New Credit: 10% and is based on inquiries, specifically hard inquiries when you apply for credit
Type of Credit: 10% and is based on the diversity of accounts, such as mortgages, installment (student loans, cars, personal loans, etc.) and credit cards
Are there any tricks to raising your credit score?
Tricks? Here's a few simple suggestions based on the information above.
Keep credit cards balances to zero or as close as possible.
Make sure to have at least one credit card opened to activity the 10% type of credit.
If you don't have a credit card or can't get an unsecured card right now, find someone who is willing to add you to their existing POSITIVE credit card as an Authorized User.
DON'T pay accounts late!!!
True or False: You need to have debt to have a credit score?
You don't need to have a lot of debt to trigger a score, but you do need to have at least one active account reported within a six (6) month time frame.
What makes your credit score drop?
There are a few things, but the most damaging are late payments. Keep in mind these may be reported immediately or show up as a collection from an alternative credit account that doesn't typically report like medical bills, wireless or utility bills. Also, applying for a lot of credit can drop your score with the hard inquiries.
What is the WORST way to pay off credit card debt? What is the best?
The worst way to pay off credit card debt is over a LONG period of time by paying just the minimum payments. The best way is to pay more than the minimum and even adjusting the payment date closer to the beginning of the billing cycle versus the end at the due date.
What happens if you can only pay less than the minimum payment on a card? Does it still count as a payment?
That may depend on the creditor's terms and conditions, but typically they will be glad to accept the payment and charge you late fees and possible report it as a late payment to the bureaus.
How do you build a credit history?
Building credit history is easy - open an account in your name or ask someone to let you borrow theirs as an authorized user.
Retail cards…are they a “friend” or “foe?
Retail cards still help simple because they are credit cards, but it's best to have credit cards from banks or credit unions. Either way to keep them friendly, manage your balances and payments wisely.
What happens if you max out (or are close to maxing out) a card?
If you max out a credit card, just pay it down and eventually off, but DO NOT CLOSE them. Closing credit cards can have an adverse effect on your score by impacting the history and type of open accounts.
Can you negotiate with your credit card issuer?
Absolutely you can negotiate. Just keep in mind that the art of negotiation is to start low so you can end up higher or where you ultimately want to be.
What is good debt vs. bad debt?

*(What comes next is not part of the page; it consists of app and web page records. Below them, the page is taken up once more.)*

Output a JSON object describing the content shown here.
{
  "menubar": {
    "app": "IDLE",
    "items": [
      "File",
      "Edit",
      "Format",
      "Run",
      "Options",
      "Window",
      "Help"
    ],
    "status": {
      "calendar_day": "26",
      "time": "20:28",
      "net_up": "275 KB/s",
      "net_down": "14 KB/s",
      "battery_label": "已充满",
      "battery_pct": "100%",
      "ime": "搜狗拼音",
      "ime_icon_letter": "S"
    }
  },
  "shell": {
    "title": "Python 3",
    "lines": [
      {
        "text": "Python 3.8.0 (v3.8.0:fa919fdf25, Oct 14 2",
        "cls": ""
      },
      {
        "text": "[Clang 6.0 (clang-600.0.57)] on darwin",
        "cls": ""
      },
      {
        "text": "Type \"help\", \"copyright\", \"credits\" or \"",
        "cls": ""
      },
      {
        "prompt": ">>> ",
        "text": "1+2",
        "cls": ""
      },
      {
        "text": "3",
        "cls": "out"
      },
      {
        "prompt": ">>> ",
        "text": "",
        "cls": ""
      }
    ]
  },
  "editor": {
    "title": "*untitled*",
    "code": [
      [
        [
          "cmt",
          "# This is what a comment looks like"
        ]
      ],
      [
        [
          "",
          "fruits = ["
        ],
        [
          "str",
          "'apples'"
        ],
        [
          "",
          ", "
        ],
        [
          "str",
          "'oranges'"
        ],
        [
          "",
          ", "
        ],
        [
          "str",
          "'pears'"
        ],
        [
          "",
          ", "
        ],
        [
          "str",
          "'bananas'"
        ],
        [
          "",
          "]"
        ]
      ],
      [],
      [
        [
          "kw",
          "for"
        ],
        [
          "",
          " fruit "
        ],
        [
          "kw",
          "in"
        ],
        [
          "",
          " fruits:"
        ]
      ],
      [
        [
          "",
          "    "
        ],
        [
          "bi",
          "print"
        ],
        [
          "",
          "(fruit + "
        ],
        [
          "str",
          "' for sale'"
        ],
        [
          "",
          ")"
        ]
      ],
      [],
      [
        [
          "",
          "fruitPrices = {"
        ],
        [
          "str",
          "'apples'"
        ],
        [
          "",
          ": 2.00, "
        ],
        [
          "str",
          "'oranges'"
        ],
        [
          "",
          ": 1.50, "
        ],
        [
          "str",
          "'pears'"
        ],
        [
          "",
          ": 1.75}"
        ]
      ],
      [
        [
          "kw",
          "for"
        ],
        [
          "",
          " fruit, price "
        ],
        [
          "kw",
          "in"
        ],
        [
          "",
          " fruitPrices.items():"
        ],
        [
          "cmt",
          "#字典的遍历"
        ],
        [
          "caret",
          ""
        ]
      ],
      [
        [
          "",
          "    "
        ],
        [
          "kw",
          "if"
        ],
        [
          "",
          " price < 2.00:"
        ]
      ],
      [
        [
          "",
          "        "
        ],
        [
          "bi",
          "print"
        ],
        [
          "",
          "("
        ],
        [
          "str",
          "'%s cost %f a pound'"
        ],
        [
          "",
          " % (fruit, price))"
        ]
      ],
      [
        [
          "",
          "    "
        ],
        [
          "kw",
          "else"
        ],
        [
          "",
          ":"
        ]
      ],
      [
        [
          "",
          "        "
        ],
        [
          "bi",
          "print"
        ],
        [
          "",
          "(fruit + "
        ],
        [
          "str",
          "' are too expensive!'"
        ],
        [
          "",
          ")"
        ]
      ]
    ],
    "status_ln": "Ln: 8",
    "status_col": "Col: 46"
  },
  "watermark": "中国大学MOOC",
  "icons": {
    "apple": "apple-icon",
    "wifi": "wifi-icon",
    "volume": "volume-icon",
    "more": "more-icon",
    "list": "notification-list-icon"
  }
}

Good debt can be any debt that is well managed (paid on time and low balances). Bad debt is the opposite (paid late and high balances).
Why would an employer pull your credit report?
More and more employers want to get a better idea who is working for them and who may become a risk at some point. Unfortunately, using our credit profile as an evaluation factor can be misleading and in some cases down right unfair. But unless we're the lender and not the borrower, and the boss and not the employee, we have to play the game. Just make sure you know the rules to win!
What’s the difference between a prepaid and secured credit card? Will either one fix your credit
Both type of cards can be used to purchase items. However, prepaid cards do not report to the credit bureaus, so they have no impact to your score. Secured cards are credit cards that you deposit money into an account and then are given a credit limit with access to that money. Secured cards DO report to the credit bureaus and are treated just like unsecured cards.
What would you tell your 20-year-old self about credit?
Chris, protect your credit like would your life! But, like life if you have a setup and fall off, get back up and take care of your business!
Chris' bio and more information can be found on the following pages and to join the Conversations about Credit Movement visit http://www.conversationsaboutcredit.com. Take your time and get to know her and you will see her heart to serve.